contradictory desire to break with the Old World while simultaneously recreating it on "foreign" shores.  In the process of bringing this vision of "settlement" to fruition, the land's newly arrived inhabitants struggled to keep their sense of themselves and their missions "pure" in the midst of bartering, negotiating, captivating and slaughtering indigenous populations already involved in their own struggles to inhabit the continents.

Schedule of Readings, papers and exams:

Aug. 27
        Columbus, "Letter to the Sovereigns" [Hand-out]

Sept. 3
        Michel Montaigne, "Of Cannibals" [On Reserve]
        Michel deCerteau, "The Savage 'I'" [On Reserve]
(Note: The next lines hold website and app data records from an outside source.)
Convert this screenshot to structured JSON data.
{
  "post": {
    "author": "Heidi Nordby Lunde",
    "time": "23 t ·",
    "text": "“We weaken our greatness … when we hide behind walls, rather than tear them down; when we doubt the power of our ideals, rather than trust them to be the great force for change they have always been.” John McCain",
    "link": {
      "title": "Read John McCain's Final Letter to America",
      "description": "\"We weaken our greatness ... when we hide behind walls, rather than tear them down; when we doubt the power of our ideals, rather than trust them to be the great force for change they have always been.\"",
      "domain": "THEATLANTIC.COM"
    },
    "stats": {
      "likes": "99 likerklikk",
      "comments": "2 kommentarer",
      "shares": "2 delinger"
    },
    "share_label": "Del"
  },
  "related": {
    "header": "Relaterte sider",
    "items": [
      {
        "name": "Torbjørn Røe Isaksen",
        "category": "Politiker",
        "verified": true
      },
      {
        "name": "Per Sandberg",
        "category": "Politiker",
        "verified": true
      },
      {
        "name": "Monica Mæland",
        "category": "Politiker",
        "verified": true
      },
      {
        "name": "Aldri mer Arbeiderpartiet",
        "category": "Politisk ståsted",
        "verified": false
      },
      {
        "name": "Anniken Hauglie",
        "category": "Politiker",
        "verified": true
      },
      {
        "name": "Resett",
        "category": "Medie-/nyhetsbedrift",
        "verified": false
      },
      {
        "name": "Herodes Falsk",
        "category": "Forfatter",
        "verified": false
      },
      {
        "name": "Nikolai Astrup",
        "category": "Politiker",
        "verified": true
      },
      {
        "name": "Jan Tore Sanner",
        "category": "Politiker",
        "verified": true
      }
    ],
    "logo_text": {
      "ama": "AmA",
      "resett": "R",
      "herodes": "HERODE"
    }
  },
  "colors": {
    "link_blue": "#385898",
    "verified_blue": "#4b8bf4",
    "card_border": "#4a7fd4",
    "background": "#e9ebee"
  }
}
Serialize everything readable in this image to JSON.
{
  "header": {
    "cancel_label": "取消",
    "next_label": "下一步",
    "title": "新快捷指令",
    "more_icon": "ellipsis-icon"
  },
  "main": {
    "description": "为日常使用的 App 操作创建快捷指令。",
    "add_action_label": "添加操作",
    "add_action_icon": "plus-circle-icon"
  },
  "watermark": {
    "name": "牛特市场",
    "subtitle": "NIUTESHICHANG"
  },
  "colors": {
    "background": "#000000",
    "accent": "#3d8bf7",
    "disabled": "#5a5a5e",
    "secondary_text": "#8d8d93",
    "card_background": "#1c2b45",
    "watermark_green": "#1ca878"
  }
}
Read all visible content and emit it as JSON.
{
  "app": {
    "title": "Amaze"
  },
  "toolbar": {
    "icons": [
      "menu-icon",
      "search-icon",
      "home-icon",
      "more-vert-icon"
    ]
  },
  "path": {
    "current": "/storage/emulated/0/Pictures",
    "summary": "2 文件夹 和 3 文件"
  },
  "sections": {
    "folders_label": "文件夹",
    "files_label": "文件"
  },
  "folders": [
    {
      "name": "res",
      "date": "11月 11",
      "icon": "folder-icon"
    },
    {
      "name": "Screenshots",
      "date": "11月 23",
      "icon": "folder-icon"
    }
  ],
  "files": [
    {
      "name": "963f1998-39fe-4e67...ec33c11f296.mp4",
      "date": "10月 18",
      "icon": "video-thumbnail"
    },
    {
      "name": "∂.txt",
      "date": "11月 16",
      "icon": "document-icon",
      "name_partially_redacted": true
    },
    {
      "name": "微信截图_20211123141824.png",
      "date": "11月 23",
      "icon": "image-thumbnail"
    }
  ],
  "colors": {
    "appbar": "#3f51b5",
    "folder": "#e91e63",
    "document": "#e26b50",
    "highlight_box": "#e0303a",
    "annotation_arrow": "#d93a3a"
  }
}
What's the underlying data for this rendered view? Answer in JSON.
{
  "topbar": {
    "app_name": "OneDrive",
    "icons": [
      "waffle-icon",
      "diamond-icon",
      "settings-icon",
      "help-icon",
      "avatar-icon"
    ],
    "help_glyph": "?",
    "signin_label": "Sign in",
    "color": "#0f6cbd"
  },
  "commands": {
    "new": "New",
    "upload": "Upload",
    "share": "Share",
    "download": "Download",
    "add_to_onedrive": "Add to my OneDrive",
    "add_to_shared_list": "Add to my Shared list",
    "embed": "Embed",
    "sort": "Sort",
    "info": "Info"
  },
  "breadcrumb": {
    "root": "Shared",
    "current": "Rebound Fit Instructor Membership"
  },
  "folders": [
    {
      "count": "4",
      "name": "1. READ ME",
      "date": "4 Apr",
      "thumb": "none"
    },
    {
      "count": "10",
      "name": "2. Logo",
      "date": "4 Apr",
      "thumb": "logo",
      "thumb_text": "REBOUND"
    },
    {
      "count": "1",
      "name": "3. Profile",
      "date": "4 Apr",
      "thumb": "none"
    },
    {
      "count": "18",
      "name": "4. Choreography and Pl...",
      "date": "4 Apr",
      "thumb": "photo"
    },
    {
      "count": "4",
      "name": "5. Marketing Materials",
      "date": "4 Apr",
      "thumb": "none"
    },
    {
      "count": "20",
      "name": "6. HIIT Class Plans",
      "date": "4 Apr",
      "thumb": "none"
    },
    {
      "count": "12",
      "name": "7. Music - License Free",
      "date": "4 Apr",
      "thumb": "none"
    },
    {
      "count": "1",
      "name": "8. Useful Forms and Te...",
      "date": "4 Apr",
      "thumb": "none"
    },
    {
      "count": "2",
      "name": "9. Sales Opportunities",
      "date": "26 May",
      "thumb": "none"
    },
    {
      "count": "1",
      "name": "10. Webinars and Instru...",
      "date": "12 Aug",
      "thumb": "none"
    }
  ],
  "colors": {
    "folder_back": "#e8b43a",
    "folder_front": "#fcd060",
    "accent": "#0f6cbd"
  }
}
Sept. 10
        Bernal Diaz, The Conquest of New Spain

Sept. 17
        Bernal Diaz, The Conquest of New Spain
        Close Reading Exercise

Sept. 24
        John Smith, from A Description of New England [97-101]
        John Winthrop, from A Modell of Christian Charity [108-112]
        Thomas Morton from The New English Canaan [138-147]

Oct. 1
        William Bradford, from Of Plymouth Plantation [120-137]
        Paper Due:  Close Reading of a Passage (3 pages)

Oct. 8
        Thomas Hooker, from A True Sight of Sin [148-158]
        Ann Hutchinson, from The Examination of Mrs. Ann Hutchinson at the Court at Newtown

Oct. 15
        Midterm Exam

Oct. 22
        The Poetry of Ann Bradstreet [176-193]
        Michael Wigglesworth, from God's Controversy With New England [209-216]

Oct. 29
        Mary Rowlandson, A True History of the Captivity of and Restoration of Mrs. Mary
           Rowlandson [Andrews, 19-69]
        Sarah Kemble Knight, from The Journal of Madam Knight [269-271]

Nov. 5
        Edward Taylor, "Upon a Spider Catching a Fly" [241-242], "Huswifery" [243]
        Cotton Mather, from Magnalia Christi Americana [259-273]
        Jonathan Edwards, Sinners in the Hands of an Angry God [320-332]

Nov. 12
        Benjamin Franklin, The Autobiography of Benjamin Franklin [Andrews, 70-228]

Nov. 19
        Franklin Continued
        J. Hector St. Jean de Crevecoeur, from Letters of an American Farmer [473-484]

Nov. 26
        Thomas Paine, from Of the Religion of Deism . . . [490-495]
        Phillip Freneau, "On the Emigration to America" [560-561]
        Wheatley, "On Being Brought from Africa to America" [566]
        Research Paper Due:  Comparison and Contrast of Two Literary Figures (6-9 Pages)

Dec. 3
        Frederick Douglass, Narrative of the Life of Frederick Douglass [Andrews, 229-327]
        *Final Exam Date and Time to be Announced

Course Requirements:

1.  This class is heavily reading based and thus will involve each - of you in a commitment to keep up with the reading and come to class prepared to discuss your interpretations with the rest of the
class.  Participation is a must, and will account for 10% of your grade.

2.  There will be a midterm and a final that will consist of short response and longer essay questions.  The exams will be given on the dates specified and each exam is worth another 25% of the final grade.

4.  You will also compose a two papers.  The first will entail a close reading of a passage.  This paper will be 3 pages in length, double-space, typed or word processes.  The close reading will account for 15% of your final grade.  The second paper will be a research paper on some
aspect of the colonial period.  This paper will be 6 - 9 pages in length, double-spaced, typed or word processed and include a bibliography of your research sources.  It will account for the remaining 25% of your grade.

David T. Mitchell
Associate Professor
Northern Michigan University
Marquette, MI  49855